Aschaffenburg is a Brentano town. The important romanticist Clemens Brentano died in Aschaffenburg and his estate was administered by his brother Christian and his family. The archive contains records from the Brentano family archive that can tell students a lot about the Romantic period. Some of the digitized items can now be virtually understood in Dialog Romantik in a fascinating way.
When it was clear that Clemens would die, Christian brought his older brother to him, in 1842. Thus, Clemens became an Aschaffenburg resident on his last days. This is where he and his family are buried, and this is also how the Brentano family archive comes to Aschaffenburg - to the City and Abbey Archives. The idea of the project: Let's digitize the archives and stage them in a three-dimensional space for students.

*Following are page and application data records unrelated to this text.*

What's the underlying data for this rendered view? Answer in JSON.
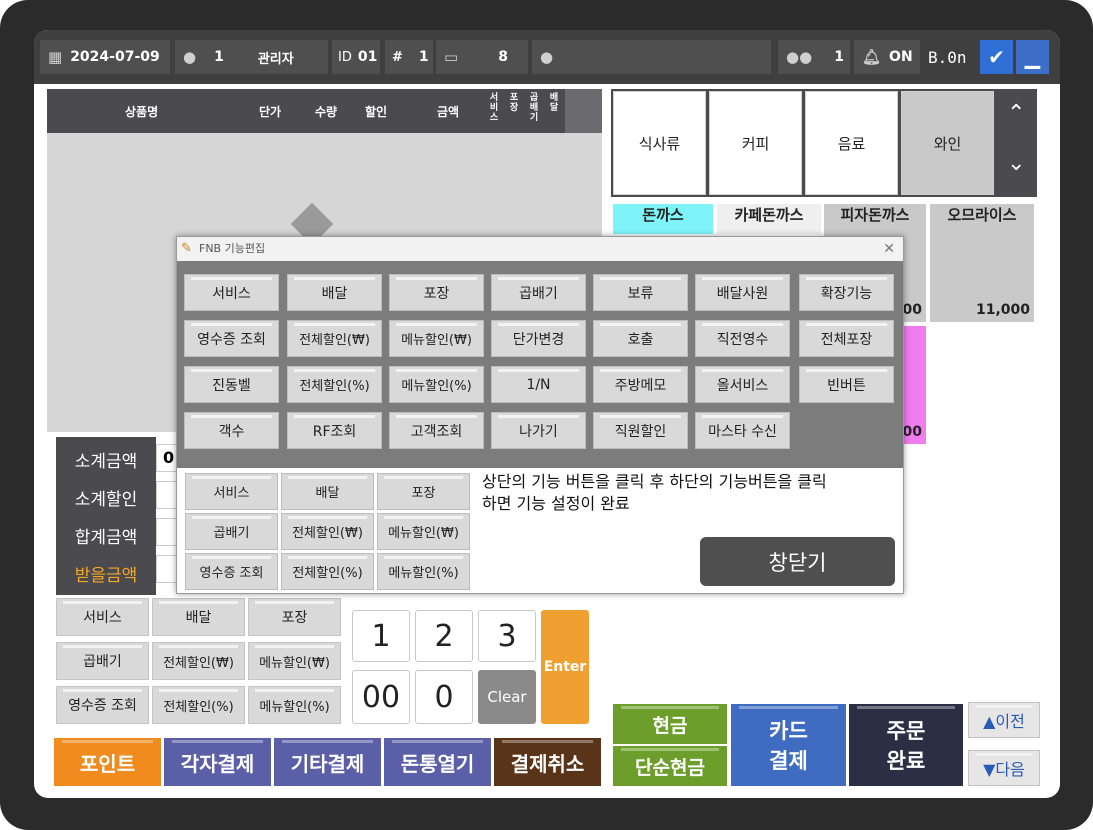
{
  "topbar": {
    "date": "2024-07-09",
    "user_no": "1",
    "user_role": "관리자",
    "id_label": "ID",
    "id_value": "01",
    "hash_label": "#",
    "hash_value": "1",
    "terminal_value": "8",
    "guest_count": "1",
    "alarm_status": "ON",
    "version": "B.0n"
  },
  "order_list": {
    "headers": [
      "상품명",
      "단가",
      "수량",
      "할인",
      "금액"
    ],
    "flags": [
      "서비스",
      "포장",
      "곱배기",
      "배달"
    ]
  },
  "summary": {
    "labels": [
      "소계금액",
      "소계할인",
      "합계금액",
      "받을금액"
    ],
    "subtotal_value": "0",
    "label_color_due": "#f5a623"
  },
  "function_buttons": [
    "서비스",
    "배달",
    "포장",
    "곱배기",
    "전체할인(₩)",
    "메뉴할인(₩)",
    "영수증 조회",
    "전체할인(%)",
    "메뉴할인(%)"
  ],
  "numpad": {
    "keys": [
      "1",
      "2",
      "3",
      "00",
      "0"
    ],
    "clear": "Clear",
    "enter": "Enter"
  },
  "bottom_buttons": [
    "포인트",
    "각자결제",
    "기타결제",
    "돈통열기",
    "결제취소"
  ],
  "payment": {
    "cash": "현금",
    "simple_cash": "단순현금",
    "card_line1": "카드",
    "card_line2": "결제",
    "order_line1": "주문",
    "order_line2": "완료",
    "prev": "▲이전",
    "next": "▼다음"
  },
  "categories": [
    "식사류",
    "커피",
    "음료",
    "와인"
  ],
  "menu_items": [
    {
      "name": "돈까스",
      "price": ""
    },
    {
      "name": "카페돈까스",
      "price": ""
    },
    {
      "name": "피자돈까스",
      "price": "000"
    },
    {
      "name": "오므라이스",
      "price": "11,000"
    }
  ],
  "menu_partial_price": "000",
  "dialog": {
    "title": "FNB 기능편집",
    "grid": [
      [
        "서비스",
        "배달",
        "포장",
        "곱배기",
        "보류",
        "배달사원",
        "확장기능"
      ],
      [
        "영수증 조회",
        "전체할인(₩)",
        "메뉴할인(₩)",
        "단가변경",
        "호출",
        "직전영수",
        "전체포장"
      ],
      [
        "진동벨",
        "전체할인(%)",
        "메뉴할인(%)",
        "1/N",
        "주방메모",
        "올서비스",
        "빈버튼"
      ],
      [
        "객수",
        "RF조회",
        "고객조회",
        "나가기",
        "직원할인",
        "마스타 수신"
      ]
    ],
    "selected": [
      "서비스",
      "배달",
      "포장",
      "곱배기",
      "전체할인(₩)",
      "메뉴할인(₩)",
      "영수증 조회",
      "전체할인(%)",
      "메뉴할인(%)"
    ],
    "message_line1": "상단의 기능 버튼을 클릭 후 하단의 기능버튼을 클릭",
    "message_line2": "하면 기능 설정이 완료",
    "close_label": "창닫기"
  }
}
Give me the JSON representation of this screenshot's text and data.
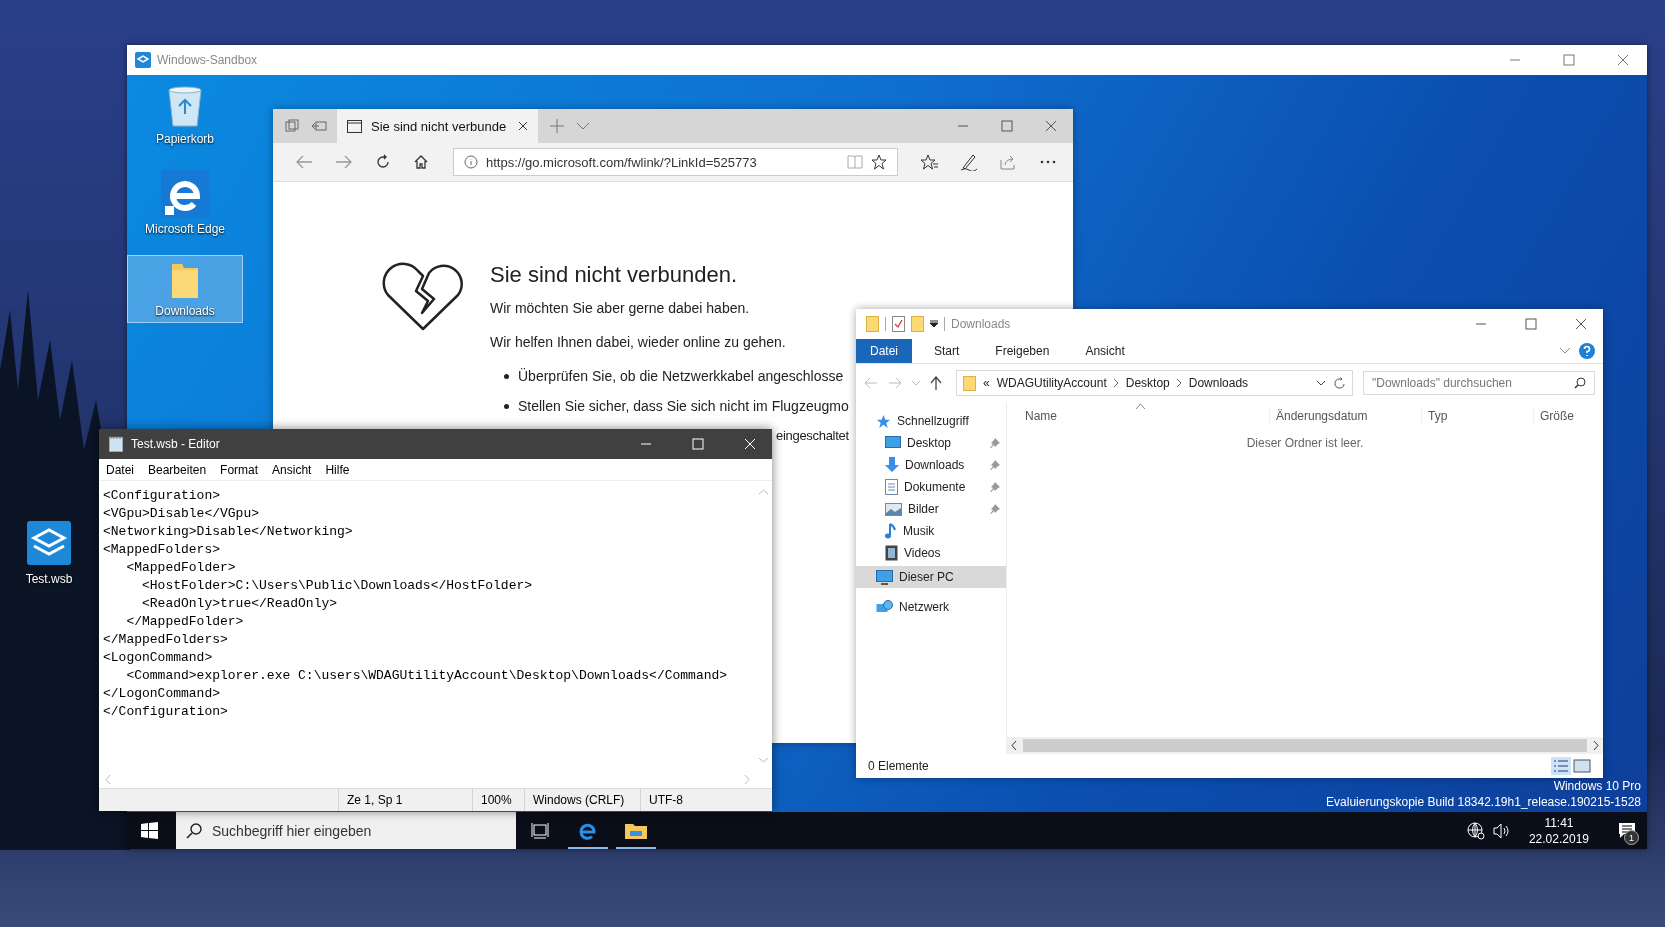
{
  "host_desktop_icons": [
    {
      "label": "Test.wsb"
    }
  ],
  "sandbox_window": {
    "title": "Windows-Sandbox"
  },
  "desktop_icons": [
    {
      "label": "Papierkorb",
      "kind": "recycle",
      "selected": false
    },
    {
      "label": "Microsoft Edge",
      "kind": "edge",
      "selected": false
    },
    {
      "label": "Downloads",
      "kind": "folder",
      "selected": true
    }
  ],
  "browser": {
    "tab_title": "Sie sind nicht verbunde",
    "address": "https://go.microsoft.com/fwlink/?LinkId=525773",
    "heading": "Sie sind nicht verbunden.",
    "paragraphs": [
      "Wir möchten Sie aber gerne dabei haben.",
      "Wir helfen Ihnen dabei, wieder online zu gehen."
    ],
    "bullets": [
      "Überprüfen Sie, ob die Netzwerkkabel angeschlosse",
      "Stellen Sie sicher, dass Sie sich nicht im Flugzeugmo"
    ],
    "continuation": "eingeschaltet"
  },
  "explorer": {
    "title": "Downloads",
    "ribbon_tabs": [
      {
        "label": "Datei",
        "kind": "file"
      },
      {
        "label": "Start",
        "kind": "tab"
      },
      {
        "label": "Freigeben",
        "kind": "tab"
      },
      {
        "label": "Ansicht",
        "kind": "tab"
      }
    ],
    "breadcrumb_prefix": "«",
    "breadcrumb": [
      "WDAGUtilityAccount",
      "Desktop",
      "Downloads"
    ],
    "search": {
      "placeholder": "\"Downloads\" durchsuchen"
    },
    "nav": [
      {
        "label": "Schnellzugriff",
        "kind": "star",
        "selected": false,
        "children": [
          {
            "label": "Desktop",
            "kind": "desktop",
            "selected": false,
            "pinned": true
          },
          {
            "label": "Downloads",
            "kind": "download",
            "selected": false,
            "pinned": true
          },
          {
            "label": "Dokumente",
            "kind": "document",
            "selected": false,
            "pinned": true
          },
          {
            "label": "Bilder",
            "kind": "picture",
            "selected": false,
            "pinned": true
          },
          {
            "label": "Musik",
            "kind": "music",
            "selected": false,
            "pinned": false
          },
          {
            "label": "Videos",
            "kind": "video",
            "selected": false,
            "pinned": false
          }
        ]
      },
      {
        "label": "Dieser PC",
        "kind": "pc",
        "selected": true
      },
      {
        "label": "Netzwerk",
        "kind": "network",
        "selected": false
      }
    ],
    "columns": [
      "Name",
      "Änderungsdatum",
      "Typ",
      "Größe"
    ],
    "empty_message": "Dieser Ordner ist leer.",
    "status": "0 Elemente"
  },
  "notepad": {
    "title": "Test.wsb - Editor",
    "menu": [
      "Datei",
      "Bearbeiten",
      "Format",
      "Ansicht",
      "Hilfe"
    ],
    "lines": [
      "<Configuration>",
      "<VGpu>Disable</VGpu>",
      "<Networking>Disable</Networking>",
      "<MappedFolders>",
      "   <MappedFolder>",
      "     <HostFolder>C:\\Users\\Public\\Downloads</HostFolder>",
      "     <ReadOnly>true</ReadOnly>",
      "   </MappedFolder>",
      "</MappedFolders>",
      "<LogonCommand>",
      "   <Command>explorer.exe C:\\users\\WDAGUtilityAccount\\Desktop\\Downloads</Command>",
      "</LogonCommand>",
      "</Configuration>"
    ],
    "status": [
      "Ze 1, Sp 1",
      "100%",
      "Windows (CRLF)",
      "UTF-8"
    ]
  },
  "edition_notice": [
    "Windows 10 Pro",
    "Evaluierungskopie Build 18342.19h1_release.190215-1528"
  ],
  "taskbar": {
    "search": {
      "placeholder": "Suchbegriff hier eingeben"
    },
    "apps": [
      {
        "kind": "taskview",
        "running": false
      },
      {
        "kind": "edge",
        "running": true
      },
      {
        "kind": "explorer",
        "running": true
      }
    ],
    "time": "11:41",
    "date": "22.02.2019",
    "notification_count": "1"
  }
}
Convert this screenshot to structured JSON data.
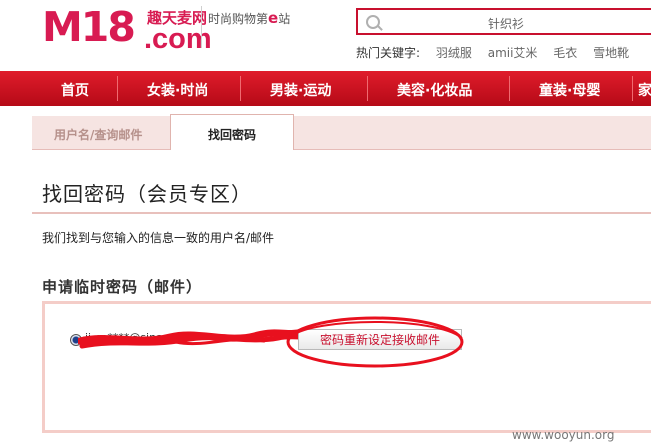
{
  "header": {
    "logo_m18": "M18",
    "logo_cn": "趣天麦网",
    "logo_com": ".com",
    "slogan_before": "时尚购物第",
    "slogan_e": "e",
    "slogan_after": "站",
    "search_value": "针织衫",
    "hot_label": "热门关键字:",
    "hot_keywords": [
      "羽绒服",
      "amii艾米",
      "毛衣",
      "雪地靴"
    ]
  },
  "nav": {
    "items": [
      "首页",
      "女装·时尚",
      "男装·运动",
      "美容·化妆品",
      "童装·母婴",
      "家"
    ]
  },
  "tabs": {
    "inactive": "用户名/查询邮件",
    "active": "找回密码"
  },
  "content": {
    "page_title": "找回密码（会员专区）",
    "info": "我们找到与您输入的信息一致的用户名/邮件",
    "section_title": "申请临时密码（邮件）",
    "email_partial": "ji_m****@sina",
    "reset_button": "密码重新设定接收邮件"
  },
  "watermark": "www.wooyun.org",
  "colors": {
    "brand": "#d81b52",
    "nav_red": "#c8102e",
    "tab_bg": "#f6e4e2",
    "annotation_red": "#e8101e"
  }
}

We have divided the exhibition into different time periods. They are based on key dates in German history. Aschaffenburg in the 19th century is presented, and women and women's rights of the time are highlighted. Even the novel as we know it is actually inconceivable without the Romantics - there are learning stations on all topics. Last but not least, it's about archives. What is their task and why are they essential for our knowledge of history?
The exhibition is suitable for virtual field trips by school classes. Specially prepared teaching material makes it easy for teachers to orient themselves in terms of content. Thematic areas include media reflection, people, sources, homeland and dialog romance. Contents are listed and can be used for practical group work. The lounge is suitable for this. Here there is screen sharing and speaker mode. Perspective sharing is suitable for group tours. Gathering function is helpful when everyone moves freely in the room.
As the name suggests, it's about entering into a dialogue with Romanticism. What can we learn from the time? What were the challenges for people 200 years ago. And how similar are they to ours today. How do we respond to our times? Are we also developing new art forms?
To make understandable the context in which people lived at that time. Specifically: how did the Brentanos live back then, where did they come from, what moved them, and why did they become famous? The question was how to build worlds of experience for archival materials. How can they be integrated, made tangible and understandable?
We have created a knowledge path for this purpose. With knowledge drawers that open when you approach them, when you are interested in them. The knowledge path is divided into time periods. You walk through the 19th century, so to speak, and pass by the protagonists. We dedicate virtual pavilions to those who left something behind. There, their legacy comes to life.
In Clemens' case, it is a death mask that is in the spotlight. It might not have made it into exhibition spaces. But if you look at the question, why were there death masks in the first place, and for whom? Then you learn a lot about the time and its people. Christian was a bon vivant, an artist, a free spirit, not a businessman. But a family man. His satirical play on Napoleon and his grafitties give an idea of who he would be today.
Bettine, beloved sister, was far less religious than her brothers. Lover of Goethe, at least as she described it, revolter against the king and for poverty, fighter in spirit and against conventions. All these may be reasons why she was on our 5 DM bill. She probably carved the ivory crib from the estate on the side.